Powerful Images is further elaborated in a colorful companion book published by the University of Washington Press. Along with extensive educational programming, this volume and the exhibition are meant to create dialogue and understanding that go well beyond quaint End of the Trail bookends, movie posters, paintings of the Battle of the Little Bighorn, and glitzy Indian motorcycles.
Also please see our article covering this touring exhibition Powerful Images: Portrayals of Native America (9/1/98) at the Eiteljorg Museum of American Indians and Western Art.
From top to bottom: Motorcycle - Indian Roadmaster Chief Model, ca. 1948. From the permanent collection of the Autry Museum of Western Heritage; A Contemporary Sioux, 1978 by James Bama, oil on panel. From the Buffalo Bill Historical Center; Film Poster, Dances With Wolves, 1990, Majestic Films International, German release. From the permanent collection of the Autry Museum of Western Heritage; Neon Sign, ca. 1960s - Maker unknown. From the permanent collection of the Autry Museum of Western Heritage; Assiniboine or Gros Ventre feather bonnet. Fort Belknap Reservation, Montana, ca. 1885. Eagle feathers, wool cloth, ermine and weasel skins, glass beads, horsehair. From the Buffalo Bill Historical Center, Chandler-Pohrt Collection, Gift of Mr. and Mrs. Richard A. Pohrt, Jr.
Read more about the Autry Museum of Western Heritage in Resource Library Magazine
Search Resource Library for thousands of articles and essays on American art.

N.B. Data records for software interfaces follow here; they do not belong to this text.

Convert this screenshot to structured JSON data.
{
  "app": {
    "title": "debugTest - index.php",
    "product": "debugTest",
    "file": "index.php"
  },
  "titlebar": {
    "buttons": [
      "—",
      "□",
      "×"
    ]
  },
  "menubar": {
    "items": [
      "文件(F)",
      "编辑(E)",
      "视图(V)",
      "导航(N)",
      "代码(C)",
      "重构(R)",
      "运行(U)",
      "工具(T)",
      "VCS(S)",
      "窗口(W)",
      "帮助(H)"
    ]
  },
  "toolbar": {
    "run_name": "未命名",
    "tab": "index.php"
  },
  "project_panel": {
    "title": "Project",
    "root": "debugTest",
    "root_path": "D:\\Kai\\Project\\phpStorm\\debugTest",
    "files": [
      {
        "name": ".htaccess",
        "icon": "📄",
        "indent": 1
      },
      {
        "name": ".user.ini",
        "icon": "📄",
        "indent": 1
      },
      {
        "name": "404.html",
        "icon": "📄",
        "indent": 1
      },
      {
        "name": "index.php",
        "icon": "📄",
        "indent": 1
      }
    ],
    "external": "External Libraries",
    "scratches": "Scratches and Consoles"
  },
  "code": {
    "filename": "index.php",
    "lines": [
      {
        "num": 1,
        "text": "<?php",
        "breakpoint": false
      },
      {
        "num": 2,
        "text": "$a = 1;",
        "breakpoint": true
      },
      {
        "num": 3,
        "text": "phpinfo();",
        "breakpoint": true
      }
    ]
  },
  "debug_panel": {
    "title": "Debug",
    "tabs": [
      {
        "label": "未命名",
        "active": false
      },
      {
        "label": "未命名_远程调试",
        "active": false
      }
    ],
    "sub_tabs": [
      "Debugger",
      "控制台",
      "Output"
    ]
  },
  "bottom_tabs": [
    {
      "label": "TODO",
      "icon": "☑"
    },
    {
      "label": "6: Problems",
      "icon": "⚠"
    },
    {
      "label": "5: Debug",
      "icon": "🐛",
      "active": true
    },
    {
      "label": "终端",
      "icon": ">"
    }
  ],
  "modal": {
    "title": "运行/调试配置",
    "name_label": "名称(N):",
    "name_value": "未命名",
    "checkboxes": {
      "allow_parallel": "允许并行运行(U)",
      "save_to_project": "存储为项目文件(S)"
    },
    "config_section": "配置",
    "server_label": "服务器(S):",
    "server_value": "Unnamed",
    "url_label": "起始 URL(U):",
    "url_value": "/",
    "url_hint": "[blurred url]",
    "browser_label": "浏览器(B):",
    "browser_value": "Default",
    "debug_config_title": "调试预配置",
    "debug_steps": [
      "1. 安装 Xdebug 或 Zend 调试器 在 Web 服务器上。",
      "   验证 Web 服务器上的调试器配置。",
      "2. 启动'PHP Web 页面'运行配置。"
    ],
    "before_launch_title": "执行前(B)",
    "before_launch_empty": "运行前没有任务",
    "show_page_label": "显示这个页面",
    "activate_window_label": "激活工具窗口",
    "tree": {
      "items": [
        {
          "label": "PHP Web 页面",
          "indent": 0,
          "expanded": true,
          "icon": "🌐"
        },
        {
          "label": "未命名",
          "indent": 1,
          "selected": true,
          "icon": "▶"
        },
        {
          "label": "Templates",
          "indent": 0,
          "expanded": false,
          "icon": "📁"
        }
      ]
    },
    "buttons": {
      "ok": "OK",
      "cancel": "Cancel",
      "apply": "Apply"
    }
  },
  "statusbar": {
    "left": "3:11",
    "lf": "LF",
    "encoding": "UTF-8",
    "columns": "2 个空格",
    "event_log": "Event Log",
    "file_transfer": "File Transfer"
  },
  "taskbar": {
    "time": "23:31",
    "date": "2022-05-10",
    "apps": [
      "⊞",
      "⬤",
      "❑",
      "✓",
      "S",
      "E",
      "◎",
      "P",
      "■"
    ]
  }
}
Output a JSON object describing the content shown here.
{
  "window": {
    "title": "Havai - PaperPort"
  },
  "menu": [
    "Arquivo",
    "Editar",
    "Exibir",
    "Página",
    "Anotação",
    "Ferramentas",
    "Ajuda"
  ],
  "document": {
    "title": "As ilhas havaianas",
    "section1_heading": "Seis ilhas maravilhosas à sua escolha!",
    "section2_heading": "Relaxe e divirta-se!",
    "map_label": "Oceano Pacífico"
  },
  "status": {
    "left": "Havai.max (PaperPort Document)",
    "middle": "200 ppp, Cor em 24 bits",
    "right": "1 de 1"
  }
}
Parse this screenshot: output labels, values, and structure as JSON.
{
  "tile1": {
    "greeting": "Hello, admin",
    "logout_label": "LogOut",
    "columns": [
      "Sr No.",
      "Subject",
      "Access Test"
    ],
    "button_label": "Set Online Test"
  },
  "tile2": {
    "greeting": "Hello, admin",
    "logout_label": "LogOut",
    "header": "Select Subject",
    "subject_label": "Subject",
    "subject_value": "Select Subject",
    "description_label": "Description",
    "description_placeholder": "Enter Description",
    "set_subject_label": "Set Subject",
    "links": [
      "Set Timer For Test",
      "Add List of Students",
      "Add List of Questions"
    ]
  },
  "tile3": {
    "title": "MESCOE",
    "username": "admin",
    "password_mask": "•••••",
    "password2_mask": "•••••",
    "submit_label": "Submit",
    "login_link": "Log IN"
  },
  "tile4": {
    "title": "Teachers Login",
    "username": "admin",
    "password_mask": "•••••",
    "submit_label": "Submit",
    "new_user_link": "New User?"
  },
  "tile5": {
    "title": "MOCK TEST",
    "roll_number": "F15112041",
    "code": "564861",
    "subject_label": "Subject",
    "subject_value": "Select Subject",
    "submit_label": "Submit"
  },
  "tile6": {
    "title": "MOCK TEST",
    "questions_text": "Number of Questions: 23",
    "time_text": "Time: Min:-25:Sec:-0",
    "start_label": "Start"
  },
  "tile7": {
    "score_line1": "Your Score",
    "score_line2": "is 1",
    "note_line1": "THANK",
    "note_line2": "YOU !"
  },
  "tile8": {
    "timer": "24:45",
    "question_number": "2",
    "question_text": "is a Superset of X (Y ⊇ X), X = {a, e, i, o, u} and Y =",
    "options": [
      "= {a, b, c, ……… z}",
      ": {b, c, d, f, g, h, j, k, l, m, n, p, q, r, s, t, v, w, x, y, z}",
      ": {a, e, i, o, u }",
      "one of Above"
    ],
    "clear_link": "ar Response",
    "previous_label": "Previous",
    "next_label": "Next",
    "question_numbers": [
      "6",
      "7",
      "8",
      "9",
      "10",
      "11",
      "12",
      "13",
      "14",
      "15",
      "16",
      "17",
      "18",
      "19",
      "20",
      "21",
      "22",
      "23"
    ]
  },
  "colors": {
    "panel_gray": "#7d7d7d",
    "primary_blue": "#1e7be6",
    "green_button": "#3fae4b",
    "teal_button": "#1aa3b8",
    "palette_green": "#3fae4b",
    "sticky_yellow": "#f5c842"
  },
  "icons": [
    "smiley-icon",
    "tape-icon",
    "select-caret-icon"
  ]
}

Copyright 2010 Traditional Fine Arts Organization, Inc., an Arizona nonprofit corporation. All rights reserved.